**REQUIRED WORK**
Whenever a line of the material contains the string "screenshot", it should be copied.
= Beginning of Section =
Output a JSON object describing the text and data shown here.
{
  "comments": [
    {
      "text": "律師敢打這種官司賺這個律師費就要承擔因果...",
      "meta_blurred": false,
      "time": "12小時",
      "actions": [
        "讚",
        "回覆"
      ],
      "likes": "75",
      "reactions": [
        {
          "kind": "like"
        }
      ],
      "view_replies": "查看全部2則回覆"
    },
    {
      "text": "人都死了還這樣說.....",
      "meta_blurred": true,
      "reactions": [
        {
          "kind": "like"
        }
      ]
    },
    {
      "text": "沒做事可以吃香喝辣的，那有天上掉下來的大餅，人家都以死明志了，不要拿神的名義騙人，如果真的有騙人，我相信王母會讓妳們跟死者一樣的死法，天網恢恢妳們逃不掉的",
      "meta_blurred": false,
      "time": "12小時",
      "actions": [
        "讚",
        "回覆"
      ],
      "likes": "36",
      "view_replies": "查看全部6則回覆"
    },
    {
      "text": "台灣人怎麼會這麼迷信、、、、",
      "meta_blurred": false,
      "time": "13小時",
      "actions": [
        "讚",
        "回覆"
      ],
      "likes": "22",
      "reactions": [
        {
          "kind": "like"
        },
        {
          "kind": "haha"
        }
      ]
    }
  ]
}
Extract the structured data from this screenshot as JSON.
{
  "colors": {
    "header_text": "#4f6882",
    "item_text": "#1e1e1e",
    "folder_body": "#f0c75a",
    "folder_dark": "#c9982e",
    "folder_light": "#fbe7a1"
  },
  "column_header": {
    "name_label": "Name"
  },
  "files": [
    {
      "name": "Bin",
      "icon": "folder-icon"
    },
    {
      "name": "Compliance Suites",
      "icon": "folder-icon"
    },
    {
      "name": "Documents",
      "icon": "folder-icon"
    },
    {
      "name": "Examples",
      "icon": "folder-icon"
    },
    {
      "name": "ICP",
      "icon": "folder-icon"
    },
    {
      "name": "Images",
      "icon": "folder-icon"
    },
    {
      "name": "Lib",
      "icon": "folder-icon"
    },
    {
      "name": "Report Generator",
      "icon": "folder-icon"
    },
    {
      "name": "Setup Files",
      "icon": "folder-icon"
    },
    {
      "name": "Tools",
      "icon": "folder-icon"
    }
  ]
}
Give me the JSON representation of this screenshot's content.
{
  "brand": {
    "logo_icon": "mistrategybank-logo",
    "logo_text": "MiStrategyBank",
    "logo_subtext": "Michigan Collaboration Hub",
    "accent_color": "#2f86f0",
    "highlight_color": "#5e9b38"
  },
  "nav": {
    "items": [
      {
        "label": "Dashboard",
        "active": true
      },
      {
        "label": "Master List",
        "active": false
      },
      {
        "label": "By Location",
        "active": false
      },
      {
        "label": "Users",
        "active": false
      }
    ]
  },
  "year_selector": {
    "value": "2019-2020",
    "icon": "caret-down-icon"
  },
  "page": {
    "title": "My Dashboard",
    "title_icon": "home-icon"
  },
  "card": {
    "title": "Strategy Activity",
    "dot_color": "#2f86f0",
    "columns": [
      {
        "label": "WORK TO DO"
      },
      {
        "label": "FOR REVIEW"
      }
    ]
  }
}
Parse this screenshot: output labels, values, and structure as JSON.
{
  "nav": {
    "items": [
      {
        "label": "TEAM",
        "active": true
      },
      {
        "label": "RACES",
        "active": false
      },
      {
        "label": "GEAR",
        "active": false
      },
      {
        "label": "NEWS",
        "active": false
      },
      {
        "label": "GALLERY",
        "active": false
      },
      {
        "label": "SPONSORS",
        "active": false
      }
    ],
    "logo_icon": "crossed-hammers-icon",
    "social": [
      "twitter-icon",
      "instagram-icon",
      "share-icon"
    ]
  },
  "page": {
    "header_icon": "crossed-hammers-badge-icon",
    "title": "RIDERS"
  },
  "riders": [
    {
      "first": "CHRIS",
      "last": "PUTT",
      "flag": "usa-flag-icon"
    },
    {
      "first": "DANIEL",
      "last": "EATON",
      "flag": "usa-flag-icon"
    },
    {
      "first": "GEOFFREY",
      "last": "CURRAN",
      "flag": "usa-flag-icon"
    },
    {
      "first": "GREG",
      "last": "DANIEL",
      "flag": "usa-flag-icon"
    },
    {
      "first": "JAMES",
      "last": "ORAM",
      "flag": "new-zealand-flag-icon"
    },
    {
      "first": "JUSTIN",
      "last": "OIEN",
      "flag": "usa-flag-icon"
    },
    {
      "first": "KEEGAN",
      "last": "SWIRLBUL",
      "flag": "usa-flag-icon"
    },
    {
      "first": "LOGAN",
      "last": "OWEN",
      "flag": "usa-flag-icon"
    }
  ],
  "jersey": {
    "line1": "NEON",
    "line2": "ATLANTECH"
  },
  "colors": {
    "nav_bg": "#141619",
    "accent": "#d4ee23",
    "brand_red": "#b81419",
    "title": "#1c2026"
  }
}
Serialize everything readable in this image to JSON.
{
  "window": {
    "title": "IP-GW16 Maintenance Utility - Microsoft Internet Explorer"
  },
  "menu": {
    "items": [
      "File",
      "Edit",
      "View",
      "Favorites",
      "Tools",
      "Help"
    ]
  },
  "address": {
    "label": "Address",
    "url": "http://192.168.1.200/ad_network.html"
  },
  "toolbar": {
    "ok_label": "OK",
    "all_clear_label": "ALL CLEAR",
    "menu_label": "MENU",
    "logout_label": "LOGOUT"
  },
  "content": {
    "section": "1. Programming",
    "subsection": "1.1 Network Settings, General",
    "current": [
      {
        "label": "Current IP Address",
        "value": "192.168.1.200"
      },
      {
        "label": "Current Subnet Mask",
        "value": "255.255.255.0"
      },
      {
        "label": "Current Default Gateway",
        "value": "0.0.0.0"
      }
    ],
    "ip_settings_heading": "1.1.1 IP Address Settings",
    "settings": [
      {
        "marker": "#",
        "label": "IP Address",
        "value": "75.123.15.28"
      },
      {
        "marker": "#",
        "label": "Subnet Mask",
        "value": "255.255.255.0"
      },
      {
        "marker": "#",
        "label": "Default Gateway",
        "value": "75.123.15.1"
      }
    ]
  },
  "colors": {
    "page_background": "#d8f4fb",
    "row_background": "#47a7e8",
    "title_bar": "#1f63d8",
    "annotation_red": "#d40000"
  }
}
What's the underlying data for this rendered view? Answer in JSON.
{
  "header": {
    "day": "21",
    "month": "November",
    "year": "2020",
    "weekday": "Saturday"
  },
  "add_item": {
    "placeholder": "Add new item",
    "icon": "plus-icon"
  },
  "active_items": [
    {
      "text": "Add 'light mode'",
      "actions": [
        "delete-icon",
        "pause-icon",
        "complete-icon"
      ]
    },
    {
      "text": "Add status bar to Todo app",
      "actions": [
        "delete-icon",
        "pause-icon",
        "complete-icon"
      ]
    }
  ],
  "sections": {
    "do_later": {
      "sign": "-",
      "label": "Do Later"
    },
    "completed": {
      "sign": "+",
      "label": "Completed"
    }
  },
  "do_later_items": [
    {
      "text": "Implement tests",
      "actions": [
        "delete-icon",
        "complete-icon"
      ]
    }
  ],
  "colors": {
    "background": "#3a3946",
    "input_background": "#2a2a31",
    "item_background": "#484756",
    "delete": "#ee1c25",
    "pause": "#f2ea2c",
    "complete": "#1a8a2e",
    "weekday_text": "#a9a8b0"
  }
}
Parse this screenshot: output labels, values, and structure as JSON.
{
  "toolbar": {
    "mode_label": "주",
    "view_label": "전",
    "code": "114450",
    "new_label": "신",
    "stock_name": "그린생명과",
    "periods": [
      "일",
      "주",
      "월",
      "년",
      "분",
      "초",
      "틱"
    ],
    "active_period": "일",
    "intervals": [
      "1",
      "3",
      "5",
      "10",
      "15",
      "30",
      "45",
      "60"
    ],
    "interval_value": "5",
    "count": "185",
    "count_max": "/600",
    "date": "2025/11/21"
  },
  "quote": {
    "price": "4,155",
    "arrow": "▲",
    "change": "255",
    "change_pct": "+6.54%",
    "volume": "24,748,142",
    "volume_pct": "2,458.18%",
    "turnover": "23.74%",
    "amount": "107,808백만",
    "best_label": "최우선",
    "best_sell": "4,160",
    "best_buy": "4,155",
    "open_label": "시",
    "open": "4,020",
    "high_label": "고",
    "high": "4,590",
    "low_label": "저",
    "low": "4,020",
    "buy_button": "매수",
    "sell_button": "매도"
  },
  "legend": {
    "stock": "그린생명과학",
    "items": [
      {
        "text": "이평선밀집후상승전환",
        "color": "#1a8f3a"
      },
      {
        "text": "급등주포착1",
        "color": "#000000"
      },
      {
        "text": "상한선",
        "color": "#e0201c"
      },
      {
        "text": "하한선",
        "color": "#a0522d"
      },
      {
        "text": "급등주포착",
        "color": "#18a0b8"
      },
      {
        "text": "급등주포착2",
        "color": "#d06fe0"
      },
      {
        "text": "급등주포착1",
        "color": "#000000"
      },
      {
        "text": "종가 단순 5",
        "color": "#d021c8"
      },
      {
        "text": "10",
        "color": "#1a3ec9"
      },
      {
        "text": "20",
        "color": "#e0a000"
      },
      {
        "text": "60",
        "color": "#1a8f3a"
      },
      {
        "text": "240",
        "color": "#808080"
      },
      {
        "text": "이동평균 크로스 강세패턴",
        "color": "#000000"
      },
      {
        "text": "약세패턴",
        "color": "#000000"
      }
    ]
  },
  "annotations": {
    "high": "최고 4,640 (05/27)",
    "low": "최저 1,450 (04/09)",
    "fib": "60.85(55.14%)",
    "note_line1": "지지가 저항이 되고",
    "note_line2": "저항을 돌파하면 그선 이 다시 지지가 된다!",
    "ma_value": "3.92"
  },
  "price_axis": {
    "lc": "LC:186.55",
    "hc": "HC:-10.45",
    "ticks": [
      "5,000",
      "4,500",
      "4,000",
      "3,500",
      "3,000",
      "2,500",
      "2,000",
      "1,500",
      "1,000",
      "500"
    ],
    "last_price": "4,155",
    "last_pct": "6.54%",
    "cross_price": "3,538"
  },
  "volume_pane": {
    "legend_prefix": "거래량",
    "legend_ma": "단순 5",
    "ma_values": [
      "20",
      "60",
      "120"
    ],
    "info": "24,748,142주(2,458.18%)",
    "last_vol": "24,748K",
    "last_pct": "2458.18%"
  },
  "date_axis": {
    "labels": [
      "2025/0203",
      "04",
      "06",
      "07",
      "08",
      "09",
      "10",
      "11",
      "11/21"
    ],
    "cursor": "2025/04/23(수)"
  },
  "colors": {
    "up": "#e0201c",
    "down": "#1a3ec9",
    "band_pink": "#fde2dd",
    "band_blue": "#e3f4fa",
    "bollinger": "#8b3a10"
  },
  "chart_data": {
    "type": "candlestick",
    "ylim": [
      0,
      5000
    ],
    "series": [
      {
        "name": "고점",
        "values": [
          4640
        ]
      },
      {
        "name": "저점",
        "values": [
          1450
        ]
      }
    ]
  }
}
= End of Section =
**SOLUTION FOR THIS EXERCISE**
Extract the structured data from this screenshot as JSON.
Give me the JSON representation of this screenshot's content.
Parse this screenshot: output labels, values, and structure as JSON.
Parse this screenshot: output labels, values, and structure as JSON.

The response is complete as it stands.